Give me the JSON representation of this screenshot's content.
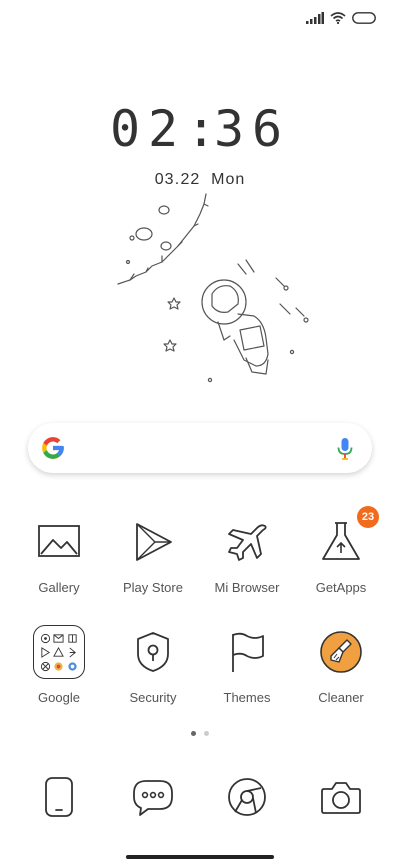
{
  "status_bar": {
    "icons": [
      "signal-icon",
      "wifi-icon",
      "battery-icon"
    ]
  },
  "lockscreen": {
    "time_digits": [
      "0",
      "2",
      ":",
      "3",
      "6"
    ],
    "date_month": "03",
    "date_day": "22",
    "date_weekday": "Mon"
  },
  "search_bar": {
    "logo": "google-g-icon",
    "mic": "mic-icon",
    "colors": {
      "blue": "#4285F4",
      "red": "#EA4335",
      "yellow": "#FBBC05",
      "green": "#34A853"
    }
  },
  "apps_row1": [
    {
      "label": "Gallery",
      "icon": "gallery-icon"
    },
    {
      "label": "Play Store",
      "icon": "play-store-icon"
    },
    {
      "label": "Mi Browser",
      "icon": "airplane-icon"
    },
    {
      "label": "GetApps",
      "icon": "flask-icon",
      "badge": "23"
    }
  ],
  "apps_row2": [
    {
      "label": "Google",
      "icon": "google-folder-icon"
    },
    {
      "label": "Security",
      "icon": "shield-icon"
    },
    {
      "label": "Themes",
      "icon": "flag-icon"
    },
    {
      "label": "Cleaner",
      "icon": "brush-icon"
    }
  ],
  "pages": {
    "count": 2,
    "active": 1
  },
  "dock": [
    {
      "icon": "phone-icon"
    },
    {
      "icon": "messages-icon"
    },
    {
      "icon": "browser-icon"
    },
    {
      "icon": "camera-icon"
    }
  ],
  "accent": "#f26a1b",
  "cleaner_color": "#f0a040"
}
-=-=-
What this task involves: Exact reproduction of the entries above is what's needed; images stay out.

Answer box:
Give me the JSON representation of this screenshot's content.
{
  "status_bar": {
    "icons": [
      "signal-icon",
      "wifi-icon",
      "battery-icon"
    ]
  },
  "lockscreen": {
    "time_digits": [
      "0",
      "2",
      ":",
      "3",
      "6"
    ],
    "date_month": "03",
    "date_day": "22",
    "date_weekday": "Mon"
  },
  "search_bar": {
    "logo": "google-g-icon",
    "mic": "mic-icon",
    "colors": {
      "blue": "#4285F4",
      "red": "#EA4335",
      "yellow": "#FBBC05",
      "green": "#34A853"
    }
  },
  "apps_row1": [
    {
      "label": "Gallery",
      "icon": "gallery-icon"
    },
    {
      "label": "Play Store",
      "icon": "play-store-icon"
    },
    {
      "label": "Mi Browser",
      "icon": "airplane-icon"
    },
    {
      "label": "GetApps",
      "icon": "flask-icon",
      "badge": "23"
    }
  ],
  "apps_row2": [
    {
      "label": "Google",
      "icon": "google-folder-icon"
    },
    {
      "label": "Security",
      "icon": "shield-icon"
    },
    {
      "label": "Themes",
      "icon": "flag-icon"
    },
    {
      "label": "Cleaner",
      "icon": "brush-icon"
    }
  ],
  "pages": {
    "count": 2,
    "active": 1
  },
  "dock": [
    {
      "icon": "phone-icon"
    },
    {
      "icon": "messages-icon"
    },
    {
      "icon": "browser-icon"
    },
    {
      "icon": "camera-icon"
    }
  ],
  "accent": "#f26a1b",
  "cleaner_color": "#f0a040"
}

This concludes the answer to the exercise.